“It seems like they’re not going to do anything about that,” said Nickerson, a fisherman for 35 years. “They said the search is called off and it’s been turned over to the RCMP. That’s it. That’s as far as they go. ... We’re all mad. It should go farther.”
George Hopkins said the families need closure.
“We need to know if there’s bodies in there,” he said.
“I want to get the message that these kids were important. They were important to me, they were important to this community and there’s five young boys in the prime of their life. We need closure. We need to know for sure that we’ve done everything we can.”
Hopkins, sitting in his living room with two close friends and surrounded by photos of smiling children, said he got the news Tuesday afternoon that the search would be called off.
“It was like someone passing you a death certificate,” he said.
RCMP Cpl. Scott MacRae said the Mounties are aware of the strong emotions surrounding the case, adding that planning is underway to determine whether a salvage operation could be carried out.
“We are in the stages of developing what our strategy is going to be to do this, to move the investigation in a safe manner, hopefully sooner than later,” he said.
The RCMP have a “very good idea” where the boat is, but MacRae couldn’t confirm whether the vessel was still afloat.
“We understand the emotions with the tragic loss of family members — the human aspect of wanting to retrieve your loved one,” he said.

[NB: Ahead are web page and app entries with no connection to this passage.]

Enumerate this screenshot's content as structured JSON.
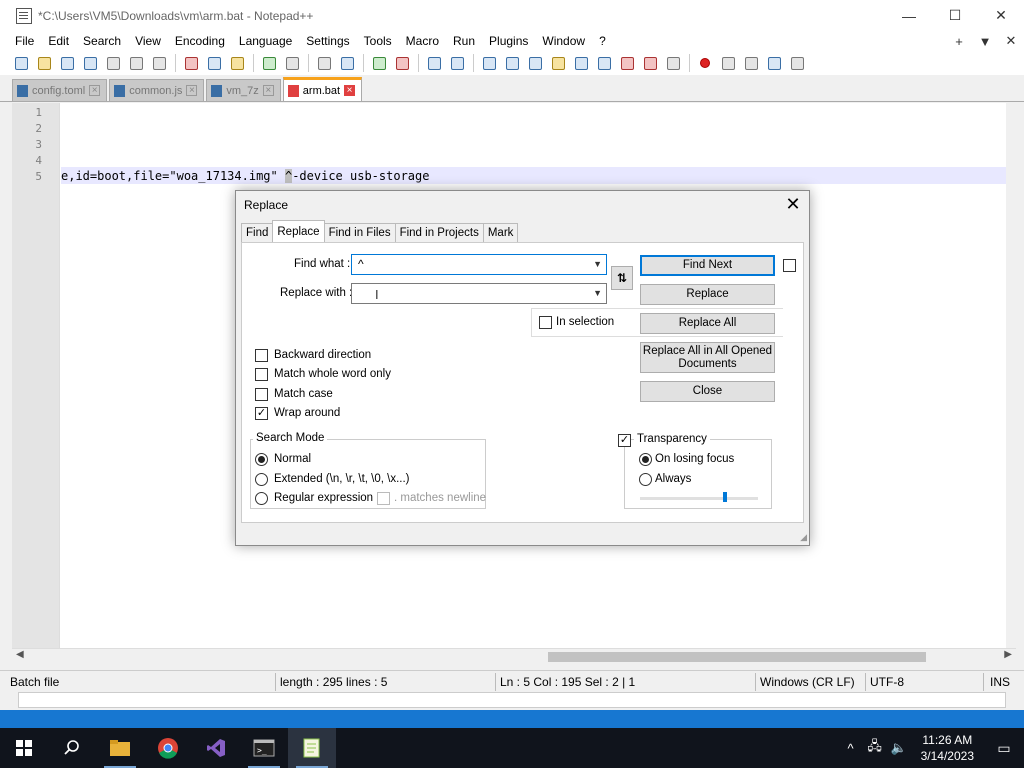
{
  "window": {
    "title": "*C:\\Users\\VM5\\Downloads\\vm\\arm.bat - Notepad++",
    "controls": {
      "minimize": "—",
      "maximize": "☐",
      "close": "✕"
    }
  },
  "menu": {
    "items": [
      "File",
      "Edit",
      "Search",
      "View",
      "Encoding",
      "Language",
      "Settings",
      "Tools",
      "Macro",
      "Run",
      "Plugins",
      "Window",
      "?"
    ],
    "right": {
      "plus": "+",
      "dropdown": "▼",
      "close": "✕"
    }
  },
  "toolbar_icons": [
    "new-file-icon",
    "open-file-icon",
    "save-icon",
    "save-all-icon",
    "close-icon",
    "close-all-icon",
    "print-icon",
    "cut-icon",
    "copy-icon",
    "paste-icon",
    "undo-icon",
    "redo-icon",
    "find-icon",
    "replace-icon",
    "zoom-in-icon",
    "zoom-out-icon",
    "sync-vertical-icon",
    "sync-horizontal-icon",
    "word-wrap-icon",
    "show-all-chars-icon",
    "indent-guide-icon",
    "udl-icon",
    "doc-map-icon",
    "doc-list-icon",
    "function-list-icon",
    "folder-workspace-icon",
    "monitoring-icon",
    "record-macro-icon",
    "stop-macro-icon",
    "play-macro-icon",
    "run-macro-multiple-icon",
    "save-macro-icon"
  ],
  "tabs": [
    {
      "label": "config.toml",
      "active": false
    },
    {
      "label": "common.js",
      "active": false
    },
    {
      "label": "vm_7z",
      "active": false
    },
    {
      "label": "arm.bat",
      "active": true
    }
  ],
  "editor": {
    "line_numbers": [
      "1",
      "2",
      "3",
      "4",
      "5"
    ],
    "line5_pre": "e,id=boot,file=\"woa_17134.img\" ",
    "line5_sel": "^",
    "line5_post": "-device usb-storage"
  },
  "dialog": {
    "title": "Replace",
    "close": "✕",
    "tabs": [
      "Find",
      "Replace",
      "Find in Files",
      "Find in Projects",
      "Mark"
    ],
    "active_tab": "Replace",
    "find_what_label": "Find what :",
    "find_what_value": "^",
    "replace_with_label": "Replace with :",
    "replace_with_value": "",
    "swap_label": "⇅",
    "buttons": {
      "find_next": "Find Next",
      "replace": "Replace",
      "replace_all": "Replace All",
      "replace_all_opened": "Replace All in All Opened Documents",
      "close": "Close"
    },
    "in_selection": "In selection",
    "options": {
      "backward": "Backward direction",
      "whole_word": "Match whole word only",
      "match_case": "Match case",
      "wrap_around": "Wrap around"
    },
    "search_mode": {
      "title": "Search Mode",
      "normal": "Normal",
      "extended": "Extended (\\n, \\r, \\t, \\0, \\x...)",
      "regex": "Regular expression",
      "matches_newline": ". matches newline"
    },
    "transparency": {
      "title": "Transparency",
      "on_losing_focus": "On losing focus",
      "always": "Always",
      "level": 0.72
    }
  },
  "status": {
    "type": "Batch file",
    "length": "length : 295    lines : 5",
    "position": "Ln : 5    Col : 195    Sel : 2 | 1",
    "eol": "Windows (CR LF)",
    "encoding": "UTF-8",
    "mode": "INS"
  },
  "taskbar": {
    "apps": [
      "start-icon",
      "search-icon",
      "file-explorer-icon",
      "chrome-icon",
      "visual-studio-icon",
      "terminal-icon",
      "notepadpp-icon"
    ],
    "time": "11:26 AM",
    "date": "3/14/2023"
  },
  "colors": {
    "accent": "#0078d7",
    "tab_active": "#f7a21b",
    "selection": "#c0c0c0",
    "current_line": "#e8e8ff",
    "taskbar": "#10141c"
  }
}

A massive search for survivors was called off at 6 p.m. Tuesday when the military decided the crew’s chances for survival were slim, even if they were wearing immersion suits.